Ganglion cysts are unsightly and sometimes painful. But while the fluid-filled sacs clustered around wrists and other joints are common, not a lot is known about their cause. A trip to the doctor can give sufferers some peace of mind that they are not a serious medical problem — or some options for having them removed, says Dr. Stacey H. Berner, medical director of the Hand and Upper Extremity Center at Northwest Hospital Center.
QUESTION: What are ganglion cysts?
ANSWER: Ganglion cysts are fluid-filled tissue sacs. They occur adjacent to joints and tendon sheaths. Although they can occur in association with nearly all of the joints in the body, they are most common in the wrist. In fact, they are the most common type of lump seen in the hand and wrist and are estimated to represent 50-70 percent of the masses that are encountered in these locations. Fortunately, they are benign or non-cancerous.
Q: Are they always on the hand?
A: The most common location is the dorsal (opposite the palm) surface of the wrist, and the second most frequent location is the palmar side of the wrist. They are raised bumps with generally well-defined borders. They vary in consistency from soft and compressible to firm.
Q: Who gets them and why?
A: They are rarely seen at birth, and therefore they are considered acquired, rather than congenital. They can be seen in children and adolescents as well as adults. In younger individuals, they may resolve spontaneously, however in mature individuals who have completed their skeletal growth, it is infrequent for ganglion cysts to resolve without treatment.
The diagnosis can usually be made through examination by an experienced health care practitioner, such as a hand surgeon. Occasionally, diagnostic studies such as an MRI scan or ultrasound may be useful if the diagnosis is not entirely clear. Despite the fact that the incidence of these lesions is quite high, their cause remains unknown. It has been suggested that individuals that develop these cysts may have some predisposition to forming them. No clear-cut link between a specific activity and the development of ganglion cysts has been established.
Q: Will they go away on their own?
A: It is not an absolute necessity to treat ganglion cysts. Simple observation and reassurance are appropriate in some cases. However, many individuals elect to have them treated. Among the common reasons that patients seek treatment are the appearance of these raised, noticeable lumps, and pain. Cysts may cause pain due to the pressure buildup of fluid within their walls. They can also cause discomfort by pressing on adjacent structures such as nerves, tendons and blood vessels.

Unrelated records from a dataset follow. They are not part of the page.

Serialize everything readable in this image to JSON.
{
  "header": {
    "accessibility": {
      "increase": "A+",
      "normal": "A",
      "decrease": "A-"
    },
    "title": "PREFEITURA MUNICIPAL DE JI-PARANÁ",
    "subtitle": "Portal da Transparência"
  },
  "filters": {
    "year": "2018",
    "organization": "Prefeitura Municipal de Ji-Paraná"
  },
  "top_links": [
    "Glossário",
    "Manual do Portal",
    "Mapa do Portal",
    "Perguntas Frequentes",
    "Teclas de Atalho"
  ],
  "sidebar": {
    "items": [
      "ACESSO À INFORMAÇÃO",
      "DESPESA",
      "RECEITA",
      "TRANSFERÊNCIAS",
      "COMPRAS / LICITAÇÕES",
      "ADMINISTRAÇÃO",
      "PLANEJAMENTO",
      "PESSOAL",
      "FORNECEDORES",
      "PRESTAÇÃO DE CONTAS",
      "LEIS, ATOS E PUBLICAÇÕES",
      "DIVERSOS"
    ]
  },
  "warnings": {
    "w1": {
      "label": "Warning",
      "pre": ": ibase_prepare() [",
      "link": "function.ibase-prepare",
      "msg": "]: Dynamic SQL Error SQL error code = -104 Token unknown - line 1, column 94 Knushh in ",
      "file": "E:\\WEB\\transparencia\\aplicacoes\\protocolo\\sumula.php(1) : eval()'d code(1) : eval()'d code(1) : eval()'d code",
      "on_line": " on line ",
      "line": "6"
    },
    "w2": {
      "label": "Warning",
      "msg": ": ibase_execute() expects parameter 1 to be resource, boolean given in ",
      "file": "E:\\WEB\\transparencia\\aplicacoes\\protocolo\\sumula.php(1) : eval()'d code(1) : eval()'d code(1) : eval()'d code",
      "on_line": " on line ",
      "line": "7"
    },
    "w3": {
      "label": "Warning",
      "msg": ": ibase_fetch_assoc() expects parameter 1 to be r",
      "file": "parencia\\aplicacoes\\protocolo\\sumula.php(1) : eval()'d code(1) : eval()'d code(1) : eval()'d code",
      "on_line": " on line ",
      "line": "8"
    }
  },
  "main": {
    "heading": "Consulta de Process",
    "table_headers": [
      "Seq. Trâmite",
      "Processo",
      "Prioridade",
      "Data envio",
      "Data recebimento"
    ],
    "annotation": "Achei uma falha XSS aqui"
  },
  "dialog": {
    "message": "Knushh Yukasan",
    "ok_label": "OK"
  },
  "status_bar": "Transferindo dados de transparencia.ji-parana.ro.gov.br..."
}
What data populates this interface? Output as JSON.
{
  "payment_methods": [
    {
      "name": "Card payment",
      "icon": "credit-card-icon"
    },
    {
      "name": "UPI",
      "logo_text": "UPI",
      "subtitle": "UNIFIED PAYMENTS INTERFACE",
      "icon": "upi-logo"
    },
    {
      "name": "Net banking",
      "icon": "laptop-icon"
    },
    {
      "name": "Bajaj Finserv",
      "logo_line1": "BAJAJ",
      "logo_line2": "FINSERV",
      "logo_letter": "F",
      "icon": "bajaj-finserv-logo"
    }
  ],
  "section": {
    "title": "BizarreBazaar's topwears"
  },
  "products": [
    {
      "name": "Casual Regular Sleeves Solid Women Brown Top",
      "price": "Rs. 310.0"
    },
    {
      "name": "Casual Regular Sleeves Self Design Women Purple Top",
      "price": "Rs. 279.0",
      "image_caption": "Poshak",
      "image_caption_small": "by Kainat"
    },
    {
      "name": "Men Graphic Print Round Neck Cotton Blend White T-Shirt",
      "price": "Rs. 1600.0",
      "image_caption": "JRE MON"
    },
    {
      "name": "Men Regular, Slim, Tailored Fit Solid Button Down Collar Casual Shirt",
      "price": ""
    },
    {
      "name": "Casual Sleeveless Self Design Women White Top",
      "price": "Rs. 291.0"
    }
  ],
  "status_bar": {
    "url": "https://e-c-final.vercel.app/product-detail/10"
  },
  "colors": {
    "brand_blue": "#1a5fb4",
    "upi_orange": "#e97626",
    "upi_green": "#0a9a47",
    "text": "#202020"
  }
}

Q: Do they need medical attention, or are there home remedies?
A: Historical treatments have included manual dispersion as well as striking the cysts with a heavy object, such as a book. These treatments are understandably uncomfortable and are associated with very high rates of recurrence. Aspiration, or drawing the fluid out with a hypodermic needle and syringe, has been associated with rates of recurrence from 50 percent to 90 percent.
Surgical treatment can be performed through an open surgical excision or by minimally invasive arthroscopic obliteration of the cyst. Rates of recurrence with open techniques have been quoted to range from 10-40 percent. Arthroscopic studies have demonstrated recurrence rates of 4 percent to 12 percent. Realistically, modern experience suggests rates of recurrence at 10 percent, or perhaps slightly higher with all techniques. Recurrence rates may be a bit higher for cysts on the palm side of the wrist.
The theoretical advantages of minimally invasive or arthroscopic obliteration of the cysts are rapid recovery, relatively low recurrence and improved cosmetic appearance. The drawbacks of the minimally invasive approach are the necessity for more elaborate operating-room equipment, and the indirect nature of the procedure, as it is visualized on a video screen.